Parenting Now!

My Child’s Suitcase

Curriculum Enhancement: We suggest using the exercise at the end of Module 1 of the Make Parenting A Pleasure curriculum, following the brief discussion about parents’ expectations and needs on page 16.

My Child’s Suitcase: Visualization and Exercise

The suitcase exercise helps parents identify the values and goals they have for their children. Starting the group this way allows the Parent Educator to help families be mindful of their values and goals as they grow and learn as parents in the Make Parenting A Pleasure group. In this exercise, parents will imagine their child growing up. This can be emotional for some parents.

Time: 25 minutes

Material:

Directions:
ƒThere are four parts to this exercise: visualization, individual suitcase, group suitcase, and partner sharing. Italicized portions of text are suggested script.

Visualization

We are going to do a visualization in which we imagine our children growing up. If you feel comfortable, close your eyes and think about who your child will be when he or she leaves home.
Imagine your child at two years old. Get a clear picture of him or her in your mind.
PAUSE.
Now “grow” your child up a bit to be four years old, riding a tricycle, playing pretend with a friend, or drawing wonderful pictures.
PAUSE.
Now imagine your child as a seven-year-old, in school, learning to read and write, maybe playing soccer with friends.
PAUSE.
A few more years…your child is now twelve, almost a teenager, with lots of body changes and grown-up ideas, an “in between” stage.
PAUSE.
Now sixteen…your child may have learned to drive, may be interested in a boyfriend or girlfriend, and is much more independent.
PAUSE.
Now your child is eighteen, old enough to vote, ready to begin a new life—a job, college, marriage, or the service. He or she is holding a large suitcase and in it are all the things you have taught through the years, all the values and memories and experiences of your life together.

What do you want your child to have in that suitcase to take into life as an adult?
PAUSE.
What important practical life skills do you want your child to have?
PAUSE.
What character traits and values do you want your child to have?
PAUSE.
Attitudes toward other people? Other cultures?
PAUSE.
How do you want your child to handle mistakes? Success?
PAUSE.
What do you want your child to feel passionate about?
PAUSE.
What are special interests of yours that you would like your child to share?
PAUSE.
What did you know at eighteen that you were glad you knew?
PAUSE.
What did you not know that you really wish you had?
PAUSE.
What are the special memories you would like your child to have?
PAUSE.
What do you imagine your child saying to you about your life together?
PAUSE.
Your child is standing there with that large suitcase, full of everything from your life together, ready to leave…what do you want your child to have in that suitcase?
PAUSE.
When you are ready, open your eyes.

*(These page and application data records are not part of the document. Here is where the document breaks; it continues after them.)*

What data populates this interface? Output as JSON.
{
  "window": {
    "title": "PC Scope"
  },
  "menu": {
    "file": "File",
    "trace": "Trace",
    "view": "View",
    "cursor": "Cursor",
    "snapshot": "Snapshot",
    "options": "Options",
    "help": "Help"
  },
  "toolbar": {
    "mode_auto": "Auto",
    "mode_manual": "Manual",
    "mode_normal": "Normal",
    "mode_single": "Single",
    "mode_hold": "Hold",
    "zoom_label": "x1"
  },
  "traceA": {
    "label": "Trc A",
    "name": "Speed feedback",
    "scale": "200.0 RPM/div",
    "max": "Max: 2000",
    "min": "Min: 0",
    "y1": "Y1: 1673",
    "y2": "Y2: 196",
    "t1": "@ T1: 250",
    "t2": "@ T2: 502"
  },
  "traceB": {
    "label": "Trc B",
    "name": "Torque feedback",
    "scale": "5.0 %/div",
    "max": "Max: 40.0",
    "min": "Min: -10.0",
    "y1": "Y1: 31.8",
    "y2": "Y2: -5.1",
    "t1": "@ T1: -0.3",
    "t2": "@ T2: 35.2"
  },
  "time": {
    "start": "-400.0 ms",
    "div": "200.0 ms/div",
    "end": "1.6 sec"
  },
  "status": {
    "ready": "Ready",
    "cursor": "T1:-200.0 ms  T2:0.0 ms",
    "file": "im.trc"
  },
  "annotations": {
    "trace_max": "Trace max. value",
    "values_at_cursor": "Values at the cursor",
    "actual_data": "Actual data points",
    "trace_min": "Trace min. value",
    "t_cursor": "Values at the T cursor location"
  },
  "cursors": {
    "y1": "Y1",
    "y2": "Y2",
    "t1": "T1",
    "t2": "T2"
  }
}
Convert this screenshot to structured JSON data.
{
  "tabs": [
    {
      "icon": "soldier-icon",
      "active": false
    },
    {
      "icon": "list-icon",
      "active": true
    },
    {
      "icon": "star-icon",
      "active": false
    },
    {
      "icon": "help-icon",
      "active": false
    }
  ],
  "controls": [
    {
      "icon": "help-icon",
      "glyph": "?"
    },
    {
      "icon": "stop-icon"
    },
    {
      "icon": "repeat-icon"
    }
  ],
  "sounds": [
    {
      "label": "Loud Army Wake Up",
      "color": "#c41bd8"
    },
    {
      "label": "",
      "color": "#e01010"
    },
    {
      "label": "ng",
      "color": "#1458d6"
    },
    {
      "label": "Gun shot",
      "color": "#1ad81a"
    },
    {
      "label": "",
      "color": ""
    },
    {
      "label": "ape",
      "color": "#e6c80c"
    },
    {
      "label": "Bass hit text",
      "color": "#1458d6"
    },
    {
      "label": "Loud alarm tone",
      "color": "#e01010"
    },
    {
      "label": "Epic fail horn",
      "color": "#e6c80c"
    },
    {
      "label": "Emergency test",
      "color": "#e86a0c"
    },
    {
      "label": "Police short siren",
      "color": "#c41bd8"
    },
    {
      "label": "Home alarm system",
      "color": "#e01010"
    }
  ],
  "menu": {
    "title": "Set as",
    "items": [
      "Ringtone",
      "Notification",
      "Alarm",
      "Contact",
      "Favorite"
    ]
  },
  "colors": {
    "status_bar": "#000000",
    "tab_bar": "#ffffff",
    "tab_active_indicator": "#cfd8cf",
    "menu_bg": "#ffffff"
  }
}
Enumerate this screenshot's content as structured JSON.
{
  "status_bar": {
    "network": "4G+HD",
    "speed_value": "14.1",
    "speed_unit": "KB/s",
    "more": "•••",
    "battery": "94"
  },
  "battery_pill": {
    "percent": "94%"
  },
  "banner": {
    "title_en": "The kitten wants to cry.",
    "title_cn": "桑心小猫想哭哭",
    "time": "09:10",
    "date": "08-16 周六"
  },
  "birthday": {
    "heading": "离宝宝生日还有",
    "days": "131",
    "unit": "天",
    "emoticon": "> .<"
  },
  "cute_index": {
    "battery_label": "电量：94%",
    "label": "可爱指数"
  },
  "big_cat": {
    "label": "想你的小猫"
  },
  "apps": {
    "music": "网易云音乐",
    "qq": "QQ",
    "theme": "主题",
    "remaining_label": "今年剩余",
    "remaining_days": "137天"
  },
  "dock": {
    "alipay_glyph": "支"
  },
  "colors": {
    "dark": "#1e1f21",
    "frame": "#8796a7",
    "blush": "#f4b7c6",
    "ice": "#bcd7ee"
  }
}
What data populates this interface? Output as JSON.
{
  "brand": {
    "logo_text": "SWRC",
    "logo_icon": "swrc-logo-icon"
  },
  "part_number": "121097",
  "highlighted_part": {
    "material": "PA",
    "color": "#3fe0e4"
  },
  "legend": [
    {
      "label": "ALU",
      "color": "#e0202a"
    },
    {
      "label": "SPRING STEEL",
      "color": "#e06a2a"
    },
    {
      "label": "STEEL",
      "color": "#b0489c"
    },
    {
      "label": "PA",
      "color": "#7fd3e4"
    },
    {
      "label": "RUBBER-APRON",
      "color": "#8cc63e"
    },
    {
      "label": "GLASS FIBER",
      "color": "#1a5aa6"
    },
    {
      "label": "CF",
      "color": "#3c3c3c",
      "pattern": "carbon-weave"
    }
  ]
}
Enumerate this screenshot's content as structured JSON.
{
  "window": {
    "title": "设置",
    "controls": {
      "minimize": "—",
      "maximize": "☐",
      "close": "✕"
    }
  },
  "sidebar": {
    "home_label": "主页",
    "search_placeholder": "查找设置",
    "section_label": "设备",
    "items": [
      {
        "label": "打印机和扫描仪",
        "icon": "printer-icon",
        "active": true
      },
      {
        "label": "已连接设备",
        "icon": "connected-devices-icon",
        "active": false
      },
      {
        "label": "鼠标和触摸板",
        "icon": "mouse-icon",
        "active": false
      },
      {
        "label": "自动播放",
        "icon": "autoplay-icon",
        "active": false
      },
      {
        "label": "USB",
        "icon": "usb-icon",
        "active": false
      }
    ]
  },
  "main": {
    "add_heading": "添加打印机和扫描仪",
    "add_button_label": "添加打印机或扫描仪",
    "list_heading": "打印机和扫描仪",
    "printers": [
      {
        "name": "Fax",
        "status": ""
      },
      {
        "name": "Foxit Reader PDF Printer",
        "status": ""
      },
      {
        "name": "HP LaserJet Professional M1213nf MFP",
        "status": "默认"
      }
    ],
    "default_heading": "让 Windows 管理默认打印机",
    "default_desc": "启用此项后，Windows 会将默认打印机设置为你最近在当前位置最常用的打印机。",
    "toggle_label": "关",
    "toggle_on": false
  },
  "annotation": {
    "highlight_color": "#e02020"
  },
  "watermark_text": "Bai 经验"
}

Individual Suitcase

ƒPass out a copy of the suitcase picture and markers to each parent.

Now that you’ve had a chance to think about all the things you want for your child, you can record them on the suitcase handout. In your eighteen-year-old’s suitcase, put all the memories, values, skills, and attitudes that you have thought of in the visualization exercise. Decorate it if you like, using symbols and pictures. Whatever you create will be a record for you of what you want right now for your child to take into the world.

Post and refer to the reminder prompts on the flip chart.

Group Suitcase

After parents have worked on their suitcases for a few minutes, draw a big suitcase on a flip chart sheet. This will become the “group suitcase.”

ƒAsk parents to share some of the ideas from their individual suitcases.

Record parents’ ideas on the “group suitcase.”

Now let’s go around the circle and contribute one or two of our favorite suitcase items to a group suitcase.

Encourage parents to add new ideas to their suitcases.

Let’s help each other fill up the suitcases. Feel free to add other parents’ ideas to your own suitcase.

Add a few ideas of your own or ones that might be missing. Balance the list with practical skills like cooking or handling money if the parents have emphasized broader values such as honesty and courage. Be sure to include a sense of humor or joy.

We are packing our children’s suitcases from the moment they are born.

We do this through our words and behavior. For example, if we believe that honesty is an important value, then if we are with our child in a store and the cashier gives us too much change, we can return it and tell our child why. This is one example of how we might teach a child about honesty.

Walk through a few more examples of how to teach the values from the group suitcase.

Partner Sharing

Parents, especially couples, may have a lot to share after this exercise. Allow at least five minutes for partner sharing.

Ask parents to turn to their partner or another parent to share their suitcase thoughts.

This material is adapted from Juvata Rusch and Laura Backen-Jones, “Session 2,” in Parenting: The First Three Years: Terrific TWOs (Eugene: Shelton Turnbull Printers, 2005) 14-18.